Surveillance of Seasonal Influenza, SARS-CoV-2 and Other Respiratory Viruses in Switzerland

In Switzerland, epidemiological and virological surveillance of the influenza virus (flu) is provided by the Sentinella reporting system (1986) and the mandatory reporting system. Since 2018, a third system monitors influenza in hospitalized patients.
Of the primary care physicians (general practitioners, internists and pediatricians) participating in the Sentinella reporting system, around a half address nasopharyngeal swabs taken from some of their patients with influenza-like illness (ILI) to the National Reference Center of Influenza (NRCI). The latter performs the diagnosis for SARS-CoV-2, for influenza A and B and other respiratory viruses as respiratory syncytial virus (RSV), adenovirus, metapneumovirus, parainfluenza 1-4, rhinovirus and some respiratory enteroviruses, coronaviruses NL63/HKU1/229E/OC43 and  bocavirus.
For samples that are positive for influenza A and/or B, a detailed characterization of the influenza viruses present in the sample will be performed (subtyping, antigenic proximity to vaccine strains, genotyping and identification of  mutations associated with antiviral resistance).
On this page, you will find a report of the number of samples tested by the NRCI; as well as the results relative to viral characterization.

Report on the activity of influenza viruses (NRCI data)

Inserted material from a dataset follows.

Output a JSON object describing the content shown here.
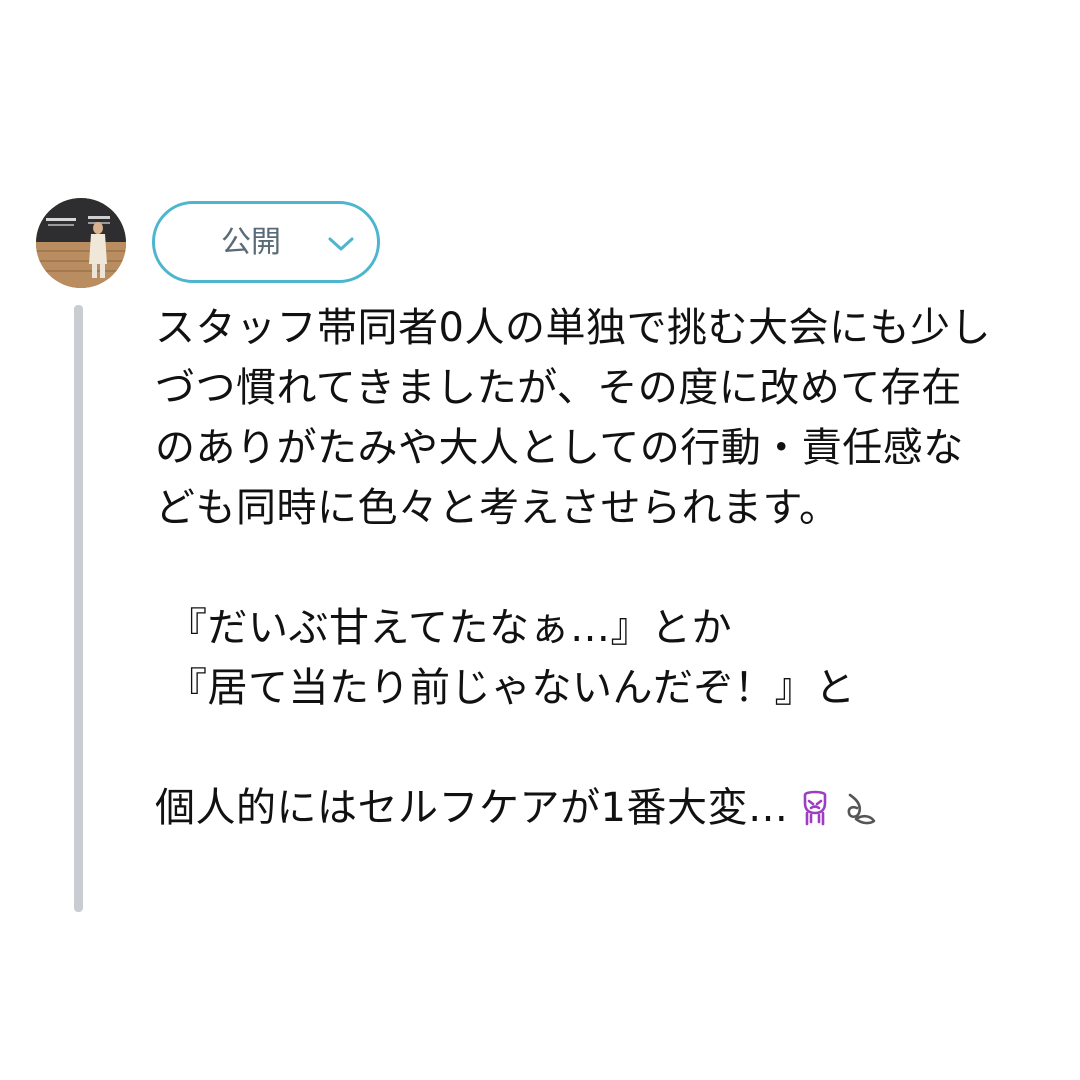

Week 01/2021
Last update 13 January 2021
During week 01/2021, 43 samples were tested by the NRCI. None was positive for influenza but 11 were SARS-CoV-2 positiv. 
Graph :
Reduced influenza vaccine efficacy against influenza A(H3N2) viruses has been demonstrated during several consecutive seasons. This could be explained to some extent by:
Influenza A(H3N2) viruses are more variable than influenza A(H1N1)pdm09 and B viruses. Each modification/mutation in a virus is likely to cause differences between the vaccine strain and the influenza viruses circulating during the season. These are antigenic modifications; and for yet unknown reasons, they are more frequent in influenza A(H3N2) viruses than in the other two strains. From the time the influenza vaccine strain is recommended to the actual vaccination event (more than 6 months delay), A(H3N2) viruses are more likely to have undergone mutations, which may result in an antigenic drift potentialy impacting the vaccine effectiveness.
The main mode of production of vaccine strains remains their amplification in chicken eggs. But while all influenza viruses undergo mutations induced by this mode of production, changes in influenza A(H3N2) viruses have an increased tendency to result in antigenic modifications than those of A(H1N1)pdm09 and B viruses. Other production methods exist but are still not widely used.
Contact :
For further information on the activity of human influenza viruses in Switzerland and on the different tests and methods used to characterize them contact Ana Rita Gonçalves, 022 372 40 81 ou
Useful links (accessed 13.01.2021):
Valuable information on the vaccine and influenza vaccination in Switzerland is available on the website
Centers for Disease Control and Prevention:


Last update : 13/01/2021